Practical business-travel tip #1: Avoid weather
metaphors if possible.
If it were a man, it’d be the kind of guy my dad worked with,
over in the industrial park in West Caldwell,
warehouse-jumpsuit-clad, muttering “same old, same old,” maybe over a beer.
But not like I’d know.
I’m the one who’s poorly cast for this living-history museum of childhood.
My phone confirms this along with the
return flight from Newark to sunny San Francisco.
Practical business-travel tip #2: Always check to see
if you’ve been upgraded to some higher
plane of being but don’t hold your breath, either —
platinum doesn’t mean bupkis anymore & chances are
your life is & will always be economy (plus).
I view air travel primarily as a literary device. Paul de Man teaches
that distance is irony & what’s more distant than
hoops of farmland thirty-six thousand feet below? Don’t
answer that — he was a Nazi, & anyway, we’re somewhere over Nevada now, only forty-five minutes remaining of United

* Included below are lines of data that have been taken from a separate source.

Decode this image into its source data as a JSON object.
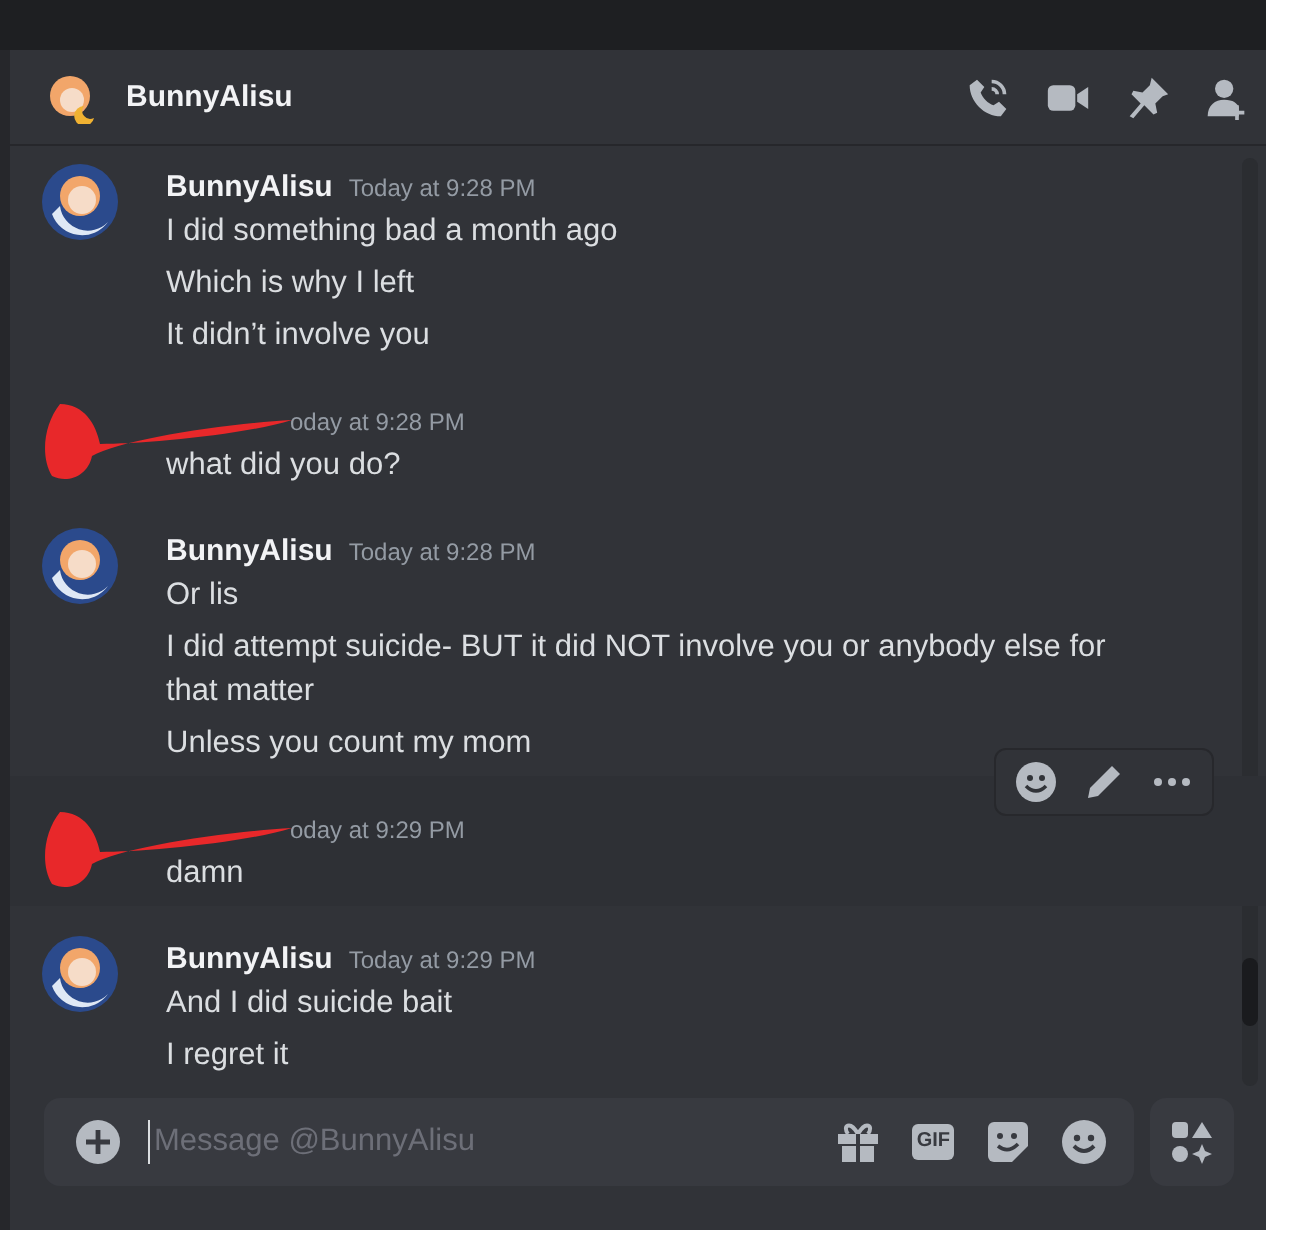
{
  "header": {
    "title": "BunnyAlisu"
  },
  "messages": [
    {
      "redacted": false,
      "author": "BunnyAlisu",
      "time": "Today at 9:28 PM",
      "hovered": false,
      "lines": [
        "I did something bad a month ago",
        "Which is why I left",
        "It didn’t involve you"
      ]
    },
    {
      "redacted": true,
      "time": "oday at 9:28 PM",
      "hovered": false,
      "lines": [
        "what did you do?"
      ]
    },
    {
      "redacted": false,
      "author": "BunnyAlisu",
      "time": "Today at 9:28 PM",
      "hovered": false,
      "lines": [
        "Or lis",
        "I did attempt suicide- BUT it did NOT involve you or anybody else for that matter",
        "Unless you count my mom"
      ]
    },
    {
      "redacted": true,
      "time": "oday at 9:29 PM",
      "hovered": true,
      "lines": [
        "damn"
      ]
    },
    {
      "redacted": false,
      "author": "BunnyAlisu",
      "time": "Today at 9:29 PM",
      "hovered": false,
      "lines": [
        "And I did suicide bait",
        "I regret it"
      ]
    }
  ],
  "composer": {
    "placeholder": "Message @BunnyAlisu",
    "gif_label": "GIF"
  }
}
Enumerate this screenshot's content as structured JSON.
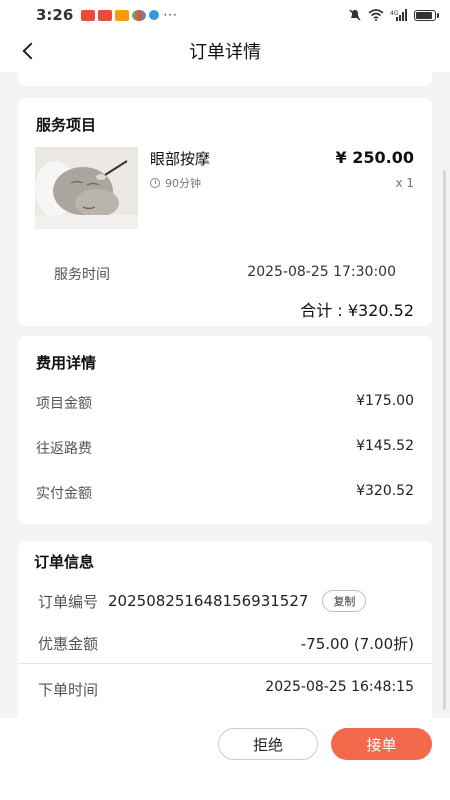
{
  "status_bar": {
    "time": "3:26",
    "overflow": "···",
    "network_label": "⁴⁶ᵢₗₗ"
  },
  "header": {
    "title": "订单详情"
  },
  "service": {
    "section_title": "服务项目",
    "name": "眼部按摩",
    "price": "¥ 250.00",
    "duration": "90分钟",
    "quantity": "x 1",
    "time_label": "服务时间",
    "time_value": "2025-08-25 17:30:00",
    "total": "合计 : ¥320.52"
  },
  "fees": {
    "section_title": "费用详情",
    "rows": [
      {
        "label": "项目金额",
        "value": "¥175.00"
      },
      {
        "label": "往返路费",
        "value": "¥145.52"
      },
      {
        "label": "实付金额",
        "value": "¥320.52"
      }
    ]
  },
  "order": {
    "section_title": "订单信息",
    "number_label": "订单编号",
    "number_value": "202508251648156931527",
    "copy_label": "复制",
    "discount_label": "优惠金额",
    "discount_value": "-75.00 (7.00折)",
    "placed_label": "下单时间",
    "placed_value": "2025-08-25 16:48:15"
  },
  "actions": {
    "reject_label": "拒绝",
    "accept_label": "接单"
  },
  "colors": {
    "accent": "#f26a4b",
    "background": "#f4f4f6"
  }
}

Have we gone anywhere? Who knows, but Practical business-travel tip #3: Sit close to the front of the plane, that way you can jump into the aisle, grab your bag from the bin, and beat yourself home.